Work to complete – From the entries, return every line where the string "files" shows up.

(Data shown begins)

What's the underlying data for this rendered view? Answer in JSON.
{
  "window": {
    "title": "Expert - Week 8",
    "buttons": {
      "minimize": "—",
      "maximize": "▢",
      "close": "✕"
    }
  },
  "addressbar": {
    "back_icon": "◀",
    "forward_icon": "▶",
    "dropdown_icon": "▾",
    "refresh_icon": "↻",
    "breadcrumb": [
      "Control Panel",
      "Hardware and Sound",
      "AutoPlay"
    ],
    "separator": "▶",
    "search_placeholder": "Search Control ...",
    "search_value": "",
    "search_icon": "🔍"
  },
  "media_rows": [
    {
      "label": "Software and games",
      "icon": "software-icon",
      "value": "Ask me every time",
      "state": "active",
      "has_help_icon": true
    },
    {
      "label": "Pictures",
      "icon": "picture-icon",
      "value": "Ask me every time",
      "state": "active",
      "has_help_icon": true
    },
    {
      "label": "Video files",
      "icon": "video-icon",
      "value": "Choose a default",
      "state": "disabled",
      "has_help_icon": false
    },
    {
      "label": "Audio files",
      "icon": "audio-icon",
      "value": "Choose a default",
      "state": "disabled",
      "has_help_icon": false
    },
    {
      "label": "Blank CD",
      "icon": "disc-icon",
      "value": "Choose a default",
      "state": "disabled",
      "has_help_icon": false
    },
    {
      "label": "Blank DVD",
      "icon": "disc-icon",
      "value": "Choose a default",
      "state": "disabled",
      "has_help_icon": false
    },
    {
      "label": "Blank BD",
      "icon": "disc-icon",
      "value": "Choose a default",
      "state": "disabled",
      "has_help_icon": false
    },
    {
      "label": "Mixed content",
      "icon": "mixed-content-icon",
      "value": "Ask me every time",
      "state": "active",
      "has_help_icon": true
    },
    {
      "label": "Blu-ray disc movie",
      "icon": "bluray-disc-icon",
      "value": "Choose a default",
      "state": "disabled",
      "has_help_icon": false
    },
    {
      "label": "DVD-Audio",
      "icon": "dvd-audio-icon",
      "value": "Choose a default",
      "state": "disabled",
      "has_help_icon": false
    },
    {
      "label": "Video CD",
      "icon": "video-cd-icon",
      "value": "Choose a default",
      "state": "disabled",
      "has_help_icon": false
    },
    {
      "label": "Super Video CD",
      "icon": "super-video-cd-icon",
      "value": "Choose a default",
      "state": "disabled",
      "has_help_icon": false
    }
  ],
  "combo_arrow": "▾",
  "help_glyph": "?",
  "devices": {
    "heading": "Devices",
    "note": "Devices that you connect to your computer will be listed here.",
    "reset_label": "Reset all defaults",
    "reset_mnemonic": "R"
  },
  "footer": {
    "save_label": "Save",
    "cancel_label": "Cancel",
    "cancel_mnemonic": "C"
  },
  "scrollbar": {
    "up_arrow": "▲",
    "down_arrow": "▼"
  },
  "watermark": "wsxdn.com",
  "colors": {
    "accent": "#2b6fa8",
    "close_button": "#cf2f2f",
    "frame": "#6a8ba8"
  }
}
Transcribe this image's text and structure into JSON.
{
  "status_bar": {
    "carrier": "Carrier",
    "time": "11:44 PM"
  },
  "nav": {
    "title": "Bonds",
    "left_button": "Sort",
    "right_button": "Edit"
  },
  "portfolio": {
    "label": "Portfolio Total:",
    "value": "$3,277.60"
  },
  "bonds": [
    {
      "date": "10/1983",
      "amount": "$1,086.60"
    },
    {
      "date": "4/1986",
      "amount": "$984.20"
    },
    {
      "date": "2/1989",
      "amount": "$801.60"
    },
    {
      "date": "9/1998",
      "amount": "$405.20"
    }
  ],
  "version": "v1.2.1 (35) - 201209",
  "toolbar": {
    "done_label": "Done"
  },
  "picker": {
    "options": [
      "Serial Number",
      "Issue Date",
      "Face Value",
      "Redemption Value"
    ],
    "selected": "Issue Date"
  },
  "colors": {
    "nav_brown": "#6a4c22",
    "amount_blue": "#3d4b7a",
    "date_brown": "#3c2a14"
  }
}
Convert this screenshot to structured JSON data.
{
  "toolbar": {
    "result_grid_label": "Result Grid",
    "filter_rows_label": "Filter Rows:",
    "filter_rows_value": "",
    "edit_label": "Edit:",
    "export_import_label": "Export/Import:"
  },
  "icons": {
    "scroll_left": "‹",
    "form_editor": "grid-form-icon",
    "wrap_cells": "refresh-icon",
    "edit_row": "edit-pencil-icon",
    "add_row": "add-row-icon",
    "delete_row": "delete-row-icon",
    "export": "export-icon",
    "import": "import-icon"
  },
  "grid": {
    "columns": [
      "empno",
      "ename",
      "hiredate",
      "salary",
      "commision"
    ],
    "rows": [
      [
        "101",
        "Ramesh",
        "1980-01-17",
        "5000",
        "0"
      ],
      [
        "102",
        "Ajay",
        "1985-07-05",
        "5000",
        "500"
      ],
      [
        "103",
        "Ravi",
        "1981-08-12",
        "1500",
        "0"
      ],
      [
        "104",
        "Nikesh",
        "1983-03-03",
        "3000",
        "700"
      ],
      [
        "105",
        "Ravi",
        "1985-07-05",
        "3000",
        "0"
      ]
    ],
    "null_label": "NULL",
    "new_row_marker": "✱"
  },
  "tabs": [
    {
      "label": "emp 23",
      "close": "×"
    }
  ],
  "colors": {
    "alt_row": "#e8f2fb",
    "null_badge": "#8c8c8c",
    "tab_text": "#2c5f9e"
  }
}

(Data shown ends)

Solved exercise –
      "label": "Video files",
      "label": "Audio files",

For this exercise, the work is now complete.